At long last, Paul brings the letter to a formal conclusion as he offers a solemn benediction: The grace of the Lord Jesus Christ and the love of God and the fellowship of the holy Spirit be with all of you.
This closing blessing is particularly striking when compared with Paul’s other concluding blessings. Typically, he ends his letters thus: “The grace of the (or our) Lord Jesus (Christ) be with you.” The additions to this typical benediction in verse 13 are important on the level of theology and the level of Christian life. In terms of theology, the additions serve to remind the Corinthians of the chief theological concerns of the letter. Central to this final blessing is “the love of God.” God’s love for us is such that he holds nothing back from us in order that we might have the fullness of life.

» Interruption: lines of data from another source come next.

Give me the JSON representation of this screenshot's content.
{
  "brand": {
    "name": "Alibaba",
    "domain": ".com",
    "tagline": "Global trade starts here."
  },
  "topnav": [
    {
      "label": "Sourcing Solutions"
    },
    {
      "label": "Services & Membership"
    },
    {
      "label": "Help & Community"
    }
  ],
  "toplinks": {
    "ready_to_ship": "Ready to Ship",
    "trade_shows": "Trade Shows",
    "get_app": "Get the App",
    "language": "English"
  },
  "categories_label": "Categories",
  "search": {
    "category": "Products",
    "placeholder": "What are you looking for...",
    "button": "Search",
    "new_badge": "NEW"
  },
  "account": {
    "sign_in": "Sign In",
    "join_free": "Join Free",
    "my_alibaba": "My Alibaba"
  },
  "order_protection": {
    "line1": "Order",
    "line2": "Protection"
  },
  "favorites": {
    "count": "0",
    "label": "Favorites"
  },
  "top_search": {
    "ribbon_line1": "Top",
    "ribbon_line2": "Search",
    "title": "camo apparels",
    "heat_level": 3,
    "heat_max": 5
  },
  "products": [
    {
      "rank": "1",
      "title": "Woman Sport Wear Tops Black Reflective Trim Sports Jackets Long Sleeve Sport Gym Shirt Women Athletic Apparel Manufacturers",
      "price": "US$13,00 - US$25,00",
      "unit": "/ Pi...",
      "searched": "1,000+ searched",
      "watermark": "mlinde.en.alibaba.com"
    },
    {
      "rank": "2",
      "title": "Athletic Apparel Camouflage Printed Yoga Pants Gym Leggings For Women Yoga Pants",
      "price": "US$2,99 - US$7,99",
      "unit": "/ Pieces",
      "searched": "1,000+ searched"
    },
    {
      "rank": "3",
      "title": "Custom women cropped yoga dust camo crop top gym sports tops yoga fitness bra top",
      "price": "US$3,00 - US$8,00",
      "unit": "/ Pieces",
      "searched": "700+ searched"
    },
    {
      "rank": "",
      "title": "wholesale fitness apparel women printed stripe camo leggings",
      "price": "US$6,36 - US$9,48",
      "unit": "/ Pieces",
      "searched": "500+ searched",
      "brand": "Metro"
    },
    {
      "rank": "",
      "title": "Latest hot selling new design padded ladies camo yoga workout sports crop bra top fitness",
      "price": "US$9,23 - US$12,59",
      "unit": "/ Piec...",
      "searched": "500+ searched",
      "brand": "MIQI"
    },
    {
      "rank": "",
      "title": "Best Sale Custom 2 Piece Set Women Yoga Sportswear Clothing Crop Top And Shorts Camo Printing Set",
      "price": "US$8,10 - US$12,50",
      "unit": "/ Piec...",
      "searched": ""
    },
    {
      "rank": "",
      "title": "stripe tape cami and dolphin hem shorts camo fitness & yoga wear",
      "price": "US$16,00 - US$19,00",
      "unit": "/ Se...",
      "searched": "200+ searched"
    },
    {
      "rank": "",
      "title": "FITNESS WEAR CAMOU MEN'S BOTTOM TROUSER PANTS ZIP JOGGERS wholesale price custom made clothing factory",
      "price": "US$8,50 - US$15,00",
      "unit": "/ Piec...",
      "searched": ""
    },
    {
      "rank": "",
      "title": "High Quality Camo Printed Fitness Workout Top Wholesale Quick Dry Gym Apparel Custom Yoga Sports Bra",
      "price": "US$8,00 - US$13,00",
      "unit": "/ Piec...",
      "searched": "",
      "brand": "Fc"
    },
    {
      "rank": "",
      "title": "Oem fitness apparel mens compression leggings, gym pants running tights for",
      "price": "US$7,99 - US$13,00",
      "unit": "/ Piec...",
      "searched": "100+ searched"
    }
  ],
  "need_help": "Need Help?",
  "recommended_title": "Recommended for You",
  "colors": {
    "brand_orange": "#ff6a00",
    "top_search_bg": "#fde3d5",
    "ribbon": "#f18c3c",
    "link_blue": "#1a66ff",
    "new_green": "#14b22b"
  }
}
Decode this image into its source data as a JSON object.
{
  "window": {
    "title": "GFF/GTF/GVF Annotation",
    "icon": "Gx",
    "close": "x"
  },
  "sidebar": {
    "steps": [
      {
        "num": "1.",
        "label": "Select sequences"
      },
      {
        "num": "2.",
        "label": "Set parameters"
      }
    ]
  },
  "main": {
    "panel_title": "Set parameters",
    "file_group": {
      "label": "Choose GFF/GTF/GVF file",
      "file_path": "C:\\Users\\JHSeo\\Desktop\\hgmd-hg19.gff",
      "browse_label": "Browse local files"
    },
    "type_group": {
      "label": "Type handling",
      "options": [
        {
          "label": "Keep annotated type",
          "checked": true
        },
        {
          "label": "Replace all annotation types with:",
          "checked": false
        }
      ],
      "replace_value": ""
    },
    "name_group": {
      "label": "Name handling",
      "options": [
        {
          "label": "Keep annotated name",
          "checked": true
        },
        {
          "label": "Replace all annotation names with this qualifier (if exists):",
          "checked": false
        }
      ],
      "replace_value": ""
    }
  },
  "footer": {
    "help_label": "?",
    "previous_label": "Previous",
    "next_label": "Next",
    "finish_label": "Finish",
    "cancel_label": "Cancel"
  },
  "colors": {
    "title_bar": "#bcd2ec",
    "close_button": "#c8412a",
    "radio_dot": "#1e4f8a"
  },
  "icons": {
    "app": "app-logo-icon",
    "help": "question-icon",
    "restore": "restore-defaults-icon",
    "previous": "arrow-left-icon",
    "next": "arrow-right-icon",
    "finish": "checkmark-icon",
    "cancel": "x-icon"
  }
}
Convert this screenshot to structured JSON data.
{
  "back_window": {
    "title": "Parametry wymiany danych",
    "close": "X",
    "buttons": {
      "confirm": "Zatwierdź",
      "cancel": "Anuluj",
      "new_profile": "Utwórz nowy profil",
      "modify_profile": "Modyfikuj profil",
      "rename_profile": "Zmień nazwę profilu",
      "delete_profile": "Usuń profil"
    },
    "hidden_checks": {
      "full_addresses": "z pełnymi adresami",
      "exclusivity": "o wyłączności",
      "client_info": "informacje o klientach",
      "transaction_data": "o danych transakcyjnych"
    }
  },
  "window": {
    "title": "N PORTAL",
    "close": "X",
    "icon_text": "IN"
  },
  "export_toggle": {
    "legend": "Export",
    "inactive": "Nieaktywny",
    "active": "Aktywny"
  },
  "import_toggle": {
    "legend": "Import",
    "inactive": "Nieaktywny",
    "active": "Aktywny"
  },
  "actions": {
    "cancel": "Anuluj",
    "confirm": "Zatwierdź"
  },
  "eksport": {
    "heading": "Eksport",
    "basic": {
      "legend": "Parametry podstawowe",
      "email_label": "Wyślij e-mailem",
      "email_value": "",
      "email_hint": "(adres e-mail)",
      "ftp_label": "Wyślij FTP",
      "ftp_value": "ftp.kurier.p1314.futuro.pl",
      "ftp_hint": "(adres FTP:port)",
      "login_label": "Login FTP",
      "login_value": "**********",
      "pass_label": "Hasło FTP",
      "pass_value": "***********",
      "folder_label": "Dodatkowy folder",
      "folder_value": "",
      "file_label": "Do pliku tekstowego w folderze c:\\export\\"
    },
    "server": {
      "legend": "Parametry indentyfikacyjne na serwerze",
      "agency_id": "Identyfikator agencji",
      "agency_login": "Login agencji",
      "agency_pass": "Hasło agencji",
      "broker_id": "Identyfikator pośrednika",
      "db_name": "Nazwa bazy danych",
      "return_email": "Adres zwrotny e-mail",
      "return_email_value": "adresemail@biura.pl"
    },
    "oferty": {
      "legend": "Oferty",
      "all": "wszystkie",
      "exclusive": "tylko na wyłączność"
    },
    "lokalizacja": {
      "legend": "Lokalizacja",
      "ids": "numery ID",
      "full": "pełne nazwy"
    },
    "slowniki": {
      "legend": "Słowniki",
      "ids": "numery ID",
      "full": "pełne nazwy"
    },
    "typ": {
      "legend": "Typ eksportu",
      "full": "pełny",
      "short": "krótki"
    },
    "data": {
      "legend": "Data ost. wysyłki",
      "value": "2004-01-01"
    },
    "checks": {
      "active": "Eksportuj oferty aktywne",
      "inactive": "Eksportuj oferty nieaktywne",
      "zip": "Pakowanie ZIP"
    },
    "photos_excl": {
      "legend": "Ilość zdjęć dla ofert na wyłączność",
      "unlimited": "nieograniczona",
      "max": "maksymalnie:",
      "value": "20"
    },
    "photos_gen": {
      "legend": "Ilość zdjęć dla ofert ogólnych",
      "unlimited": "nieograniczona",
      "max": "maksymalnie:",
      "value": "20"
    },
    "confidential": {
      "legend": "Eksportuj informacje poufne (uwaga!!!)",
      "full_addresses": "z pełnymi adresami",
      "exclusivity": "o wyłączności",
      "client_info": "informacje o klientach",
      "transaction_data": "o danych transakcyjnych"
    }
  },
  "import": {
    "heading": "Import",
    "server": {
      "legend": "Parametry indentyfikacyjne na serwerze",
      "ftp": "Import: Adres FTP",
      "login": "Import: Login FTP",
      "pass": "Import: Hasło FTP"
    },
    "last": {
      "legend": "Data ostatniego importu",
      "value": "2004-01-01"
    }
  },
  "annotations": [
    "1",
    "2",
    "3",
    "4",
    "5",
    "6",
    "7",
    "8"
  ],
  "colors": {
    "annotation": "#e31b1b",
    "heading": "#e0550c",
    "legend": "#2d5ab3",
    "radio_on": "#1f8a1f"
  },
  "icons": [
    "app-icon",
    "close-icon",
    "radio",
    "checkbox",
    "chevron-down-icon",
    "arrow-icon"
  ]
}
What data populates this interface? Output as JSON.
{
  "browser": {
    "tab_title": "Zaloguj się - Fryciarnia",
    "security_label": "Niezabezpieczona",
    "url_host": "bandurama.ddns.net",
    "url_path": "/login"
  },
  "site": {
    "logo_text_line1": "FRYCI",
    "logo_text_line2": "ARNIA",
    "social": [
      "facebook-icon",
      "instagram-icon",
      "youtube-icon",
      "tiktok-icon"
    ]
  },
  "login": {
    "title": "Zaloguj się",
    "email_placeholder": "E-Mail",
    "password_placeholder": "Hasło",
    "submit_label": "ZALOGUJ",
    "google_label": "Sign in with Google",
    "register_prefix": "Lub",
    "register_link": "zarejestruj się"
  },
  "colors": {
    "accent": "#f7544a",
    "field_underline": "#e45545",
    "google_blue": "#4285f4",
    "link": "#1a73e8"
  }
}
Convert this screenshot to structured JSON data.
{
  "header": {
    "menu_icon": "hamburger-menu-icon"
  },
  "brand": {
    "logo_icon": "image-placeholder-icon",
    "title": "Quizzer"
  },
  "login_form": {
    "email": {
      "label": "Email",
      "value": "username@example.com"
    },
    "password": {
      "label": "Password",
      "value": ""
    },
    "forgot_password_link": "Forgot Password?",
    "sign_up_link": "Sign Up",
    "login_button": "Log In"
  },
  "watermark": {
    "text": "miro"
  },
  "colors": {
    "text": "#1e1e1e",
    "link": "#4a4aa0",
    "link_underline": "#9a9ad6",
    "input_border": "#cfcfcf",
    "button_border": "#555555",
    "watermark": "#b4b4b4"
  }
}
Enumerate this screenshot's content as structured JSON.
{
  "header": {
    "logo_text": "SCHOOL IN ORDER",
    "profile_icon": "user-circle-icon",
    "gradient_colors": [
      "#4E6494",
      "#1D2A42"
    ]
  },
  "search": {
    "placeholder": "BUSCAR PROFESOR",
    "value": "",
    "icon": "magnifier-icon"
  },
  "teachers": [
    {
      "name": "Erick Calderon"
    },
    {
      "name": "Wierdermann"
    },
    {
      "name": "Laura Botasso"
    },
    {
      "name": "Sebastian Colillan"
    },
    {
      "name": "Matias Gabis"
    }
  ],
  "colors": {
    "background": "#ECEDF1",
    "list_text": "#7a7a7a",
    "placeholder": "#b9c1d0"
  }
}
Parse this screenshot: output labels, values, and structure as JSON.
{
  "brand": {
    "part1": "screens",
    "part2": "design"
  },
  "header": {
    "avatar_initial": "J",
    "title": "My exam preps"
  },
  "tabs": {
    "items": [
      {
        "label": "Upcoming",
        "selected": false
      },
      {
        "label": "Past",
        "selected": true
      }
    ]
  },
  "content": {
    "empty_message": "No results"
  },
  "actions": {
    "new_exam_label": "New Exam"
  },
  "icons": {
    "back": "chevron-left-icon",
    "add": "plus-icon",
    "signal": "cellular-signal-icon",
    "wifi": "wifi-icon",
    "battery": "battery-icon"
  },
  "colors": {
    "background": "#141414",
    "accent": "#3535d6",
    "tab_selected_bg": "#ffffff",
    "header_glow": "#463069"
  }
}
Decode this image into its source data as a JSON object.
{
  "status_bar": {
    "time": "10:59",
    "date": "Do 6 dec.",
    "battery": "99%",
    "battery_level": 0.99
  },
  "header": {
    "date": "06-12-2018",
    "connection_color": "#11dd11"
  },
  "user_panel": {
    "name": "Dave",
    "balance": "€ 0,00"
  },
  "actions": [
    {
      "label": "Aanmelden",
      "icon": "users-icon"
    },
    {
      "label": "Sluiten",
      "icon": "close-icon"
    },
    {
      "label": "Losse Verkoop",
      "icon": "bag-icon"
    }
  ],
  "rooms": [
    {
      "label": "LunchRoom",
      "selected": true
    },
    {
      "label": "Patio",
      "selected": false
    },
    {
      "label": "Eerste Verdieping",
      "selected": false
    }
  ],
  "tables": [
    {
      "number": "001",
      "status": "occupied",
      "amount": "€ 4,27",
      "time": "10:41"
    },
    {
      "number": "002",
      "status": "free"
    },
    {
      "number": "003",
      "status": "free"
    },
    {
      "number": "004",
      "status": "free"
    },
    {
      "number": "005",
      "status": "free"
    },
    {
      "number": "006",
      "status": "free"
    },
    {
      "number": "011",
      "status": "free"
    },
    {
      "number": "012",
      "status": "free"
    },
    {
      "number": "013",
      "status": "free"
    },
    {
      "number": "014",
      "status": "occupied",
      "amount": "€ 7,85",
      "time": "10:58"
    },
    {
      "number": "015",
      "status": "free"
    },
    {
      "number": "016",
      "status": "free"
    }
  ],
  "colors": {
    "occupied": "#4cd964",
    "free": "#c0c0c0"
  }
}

As we just saw at the end of verse 11, God’s love has been manifested in two supreme ways, both of which are signified here. First, God has sent his Son to save us from sin and death (5:18–21). Hence Paul refers to “the grace of our Lord Jesus Christ,” the same phrase he employed in 8:9 to signify Jesus’ self-giving love in becoming human and offering his life on the cross in obedience to the Father’s will. Second, God has bestowed in our hearts the gift of the Holy Spirit (1:22; 3:3) to purify and sanctify us, to make us his holy people (6:16). Hence Paul adds the reference to the Spirit.
In addition to its theological import, the solemn final blessing functions as a bulwark for life in the Church. The phrase “the fellowship (koinōnia) of the Holy Spirit” is, as one commentator aptly notes, “powerfully ambiguous.” It refers to the gift of the Spirit in us whereby each one of us is, literally, in close communion with God.